The recent rise is popularity of these discs has brought some confusion as to the performance of these discs, and which are suited for which purpose.
As we know normal brake discs have a smooth, flat surface. Holes and slots in the face of the disc have a number of purposes.
Firstly removing gases from the face of the disc, these gases greatly reduce the coefficient of friction. Disc pads, when hot, expel gases. These gases form a cushion between the face of the disc and the pad.
It takes a tenth of a second to squeeze these gases out on normal rotors. Now this does not sound like a long time, but consider this. When a vehicle is travelling at 100km/h, it is moving at a rate of 30 metres per second, therefore a tenth of a second is three metres. So in essence when the brakes are applied the vehicle travels for three metres squeezing out gases, and not creating friction to slow the vehicle.
Another problem that occurs when the build up of gases is not released is that the pad material becomes hardened and glazed, greatly reducing the amount of grip between the pad and disc. Cross-drilling and slotting allow these gases to be removed immediately, also helps to deglaze the pads, increasing the grip between the pad and disc, hence shortening the braking distance.

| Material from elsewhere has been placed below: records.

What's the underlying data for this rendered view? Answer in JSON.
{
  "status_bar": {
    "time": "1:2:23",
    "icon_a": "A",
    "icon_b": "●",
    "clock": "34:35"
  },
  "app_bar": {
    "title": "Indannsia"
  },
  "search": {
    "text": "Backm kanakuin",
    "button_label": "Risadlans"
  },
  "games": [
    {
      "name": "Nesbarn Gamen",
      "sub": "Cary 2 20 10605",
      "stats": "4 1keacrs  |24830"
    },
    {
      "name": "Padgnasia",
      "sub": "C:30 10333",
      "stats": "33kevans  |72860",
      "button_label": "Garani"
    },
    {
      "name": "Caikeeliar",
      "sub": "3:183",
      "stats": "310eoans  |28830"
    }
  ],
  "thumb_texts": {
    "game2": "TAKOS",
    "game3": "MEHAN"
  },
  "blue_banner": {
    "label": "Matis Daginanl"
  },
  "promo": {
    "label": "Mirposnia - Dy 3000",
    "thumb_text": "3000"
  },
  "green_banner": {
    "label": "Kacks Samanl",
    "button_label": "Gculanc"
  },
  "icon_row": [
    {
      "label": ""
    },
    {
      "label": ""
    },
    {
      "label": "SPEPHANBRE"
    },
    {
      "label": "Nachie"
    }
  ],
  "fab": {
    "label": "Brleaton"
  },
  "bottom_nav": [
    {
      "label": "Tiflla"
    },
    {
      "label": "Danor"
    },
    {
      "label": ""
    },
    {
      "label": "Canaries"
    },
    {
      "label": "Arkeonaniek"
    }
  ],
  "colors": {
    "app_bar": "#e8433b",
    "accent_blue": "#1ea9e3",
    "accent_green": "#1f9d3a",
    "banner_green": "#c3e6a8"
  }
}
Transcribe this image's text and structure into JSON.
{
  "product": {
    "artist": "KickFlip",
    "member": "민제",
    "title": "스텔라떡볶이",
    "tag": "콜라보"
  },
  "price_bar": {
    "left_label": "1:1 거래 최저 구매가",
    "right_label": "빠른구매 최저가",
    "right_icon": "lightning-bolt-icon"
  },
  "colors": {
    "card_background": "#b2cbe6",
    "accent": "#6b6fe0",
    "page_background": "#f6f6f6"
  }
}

Cross-drilling and slotting makes the disc surface uneven so water and dust cannot develop into a thin layer that becomes a smooth, glass like surface and can greatly reduce the coefficient of friction.
Cross-drilling and slotting work effectively to reduce the main problems that occur in brake systems.
But there are some tradeoffs, such as a shorter pad life of approx. 10% so if your getting 40,000kms from a set of pads this can be reduced to 36,000 kms, a small price to pay for better braking performance. Also the cross-drilled rotors are more prone to cracking under extreme conditions, such as racing.
Both the cross-drilled and slotted and just slotted discs have the same performance qualities.
So the question is do I fit cross-drilled and slotted discs, or just slotted discs?
This question has to be asked of the driver, what is the main use of the vehicle?
Is the vehicle used for racing, or driven extremely hard?
Does the vehicle go off road?
If the answer is yes to either of these questions, slotted only discs should be recommended.
If the driver of the vehicle only drives on the street, but drives it hard occasionally, and has nice open wheels where the rotors would look good as well as perform, recommend the cross-drilled and slotted.